Extracted entries -
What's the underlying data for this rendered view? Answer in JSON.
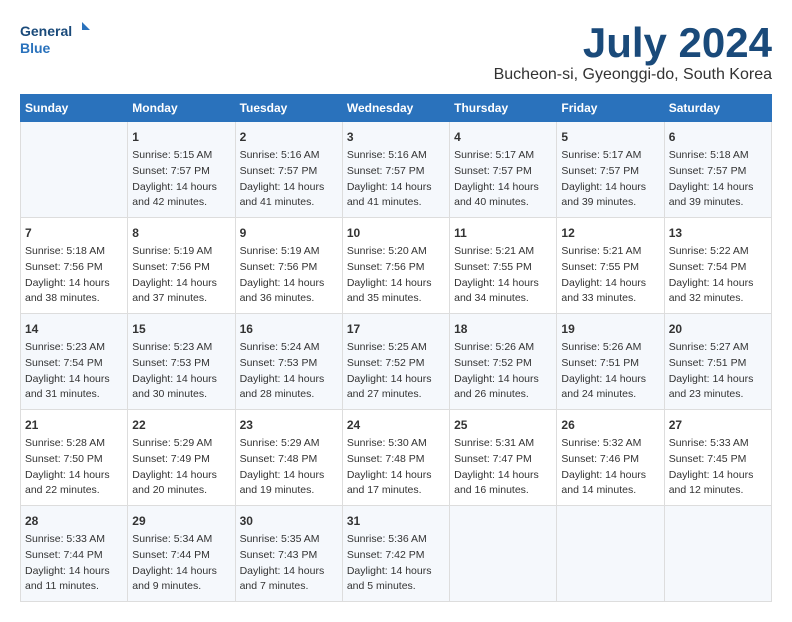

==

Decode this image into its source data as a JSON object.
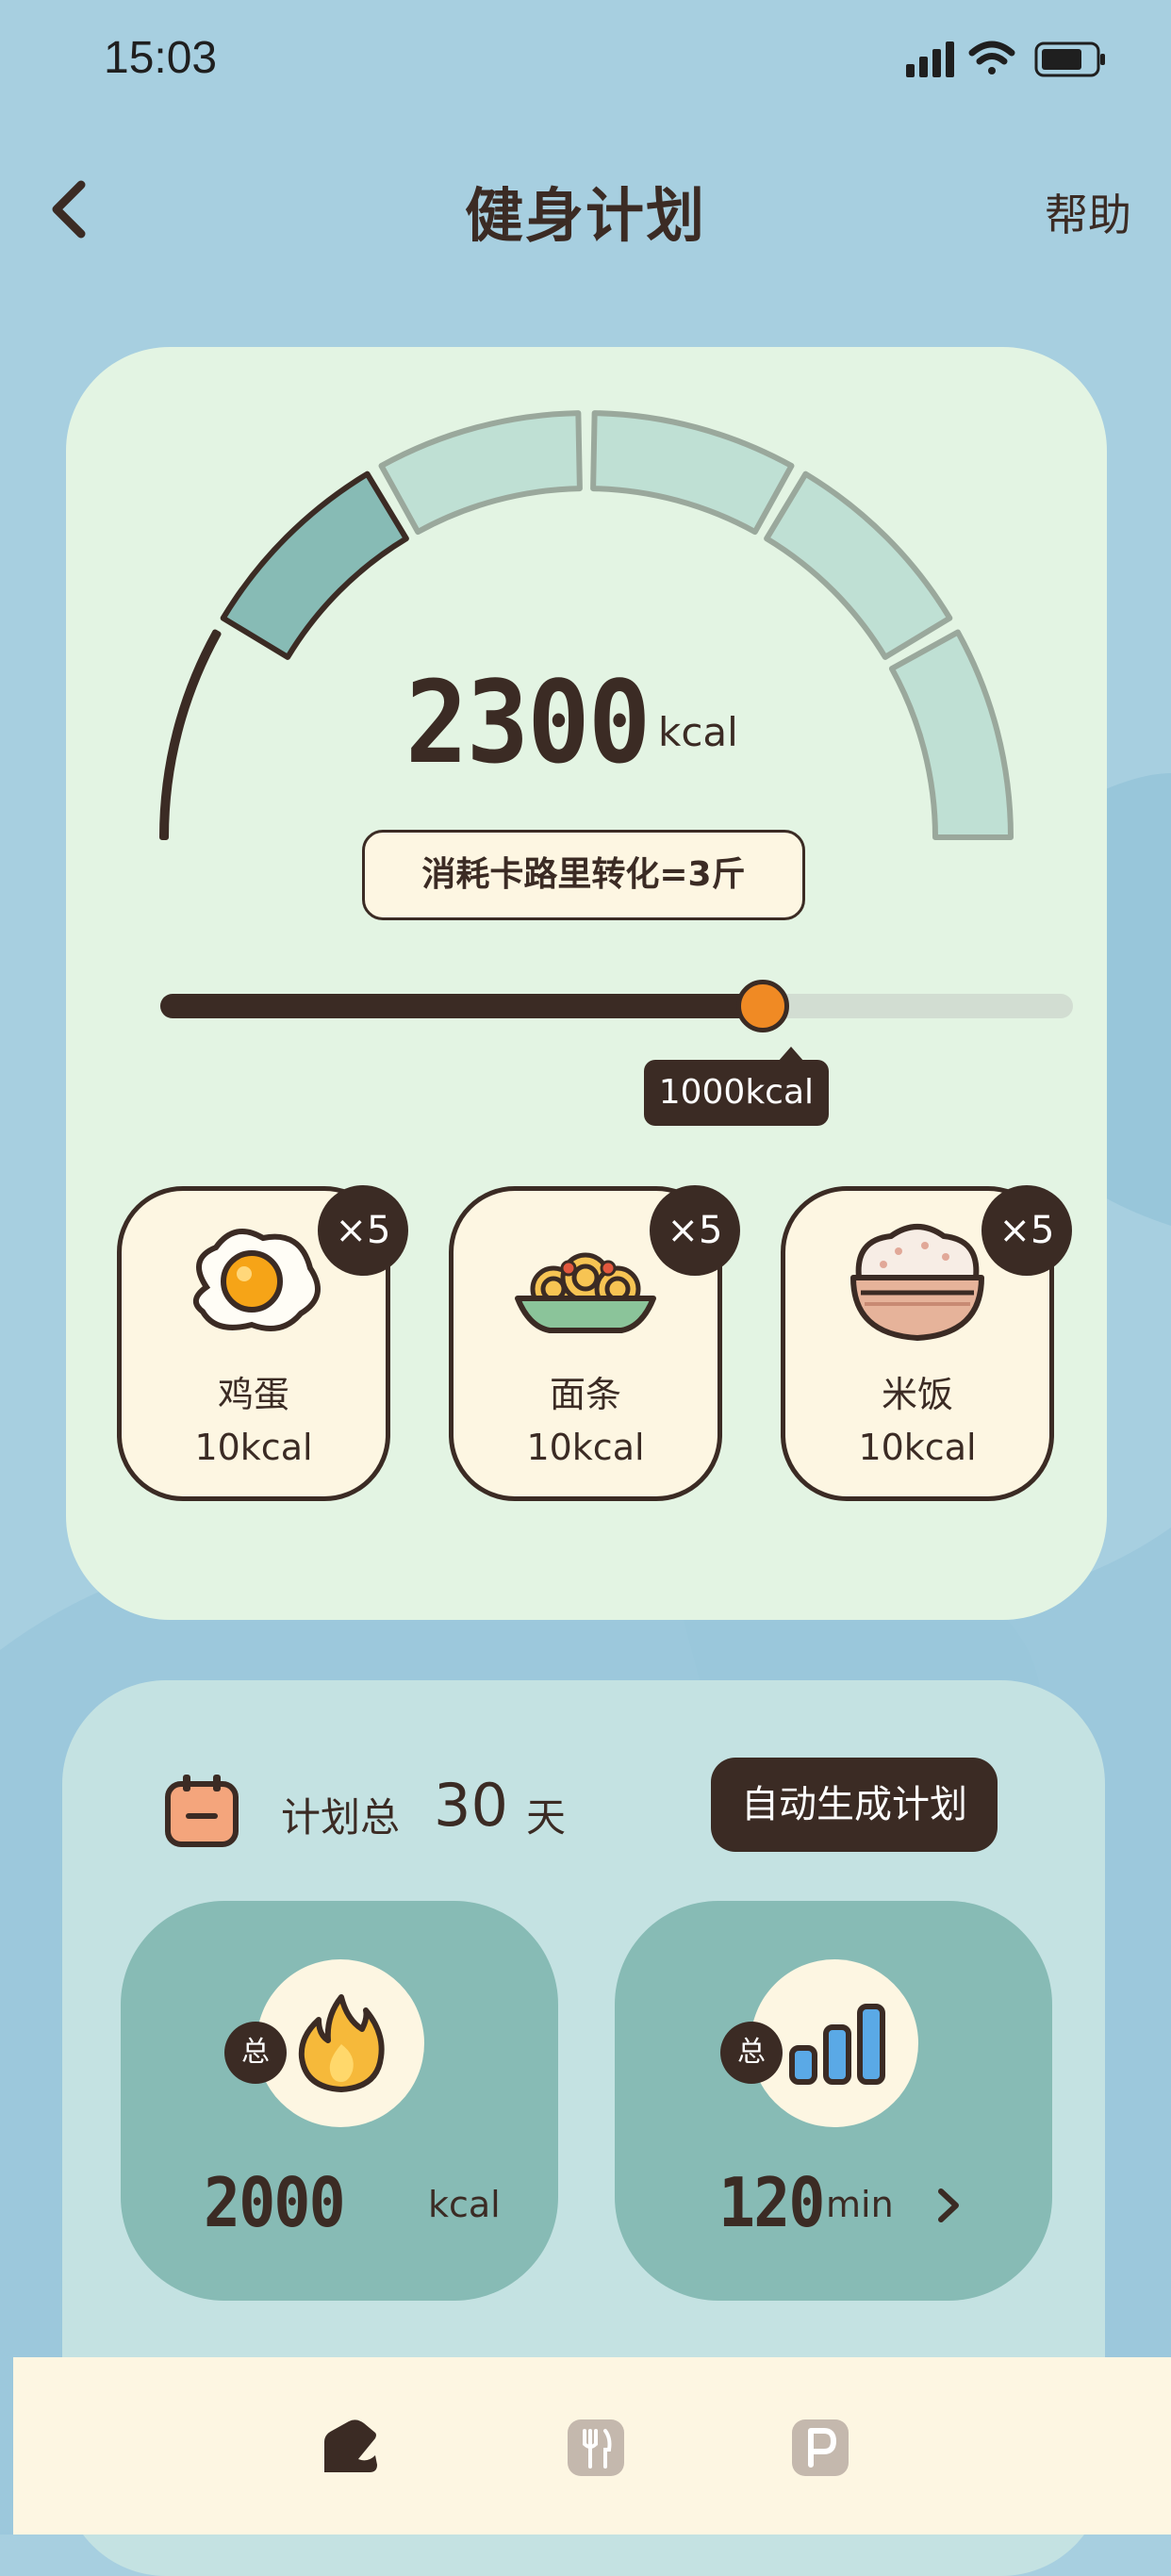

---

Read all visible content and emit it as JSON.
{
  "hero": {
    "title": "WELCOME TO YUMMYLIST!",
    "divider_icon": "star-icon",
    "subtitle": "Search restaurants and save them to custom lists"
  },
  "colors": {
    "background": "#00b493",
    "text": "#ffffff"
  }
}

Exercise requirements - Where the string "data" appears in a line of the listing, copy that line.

Reply -
What's the underlying data for this rendered view? Answer in JSON.
Decode this image into its source data as a JSON object.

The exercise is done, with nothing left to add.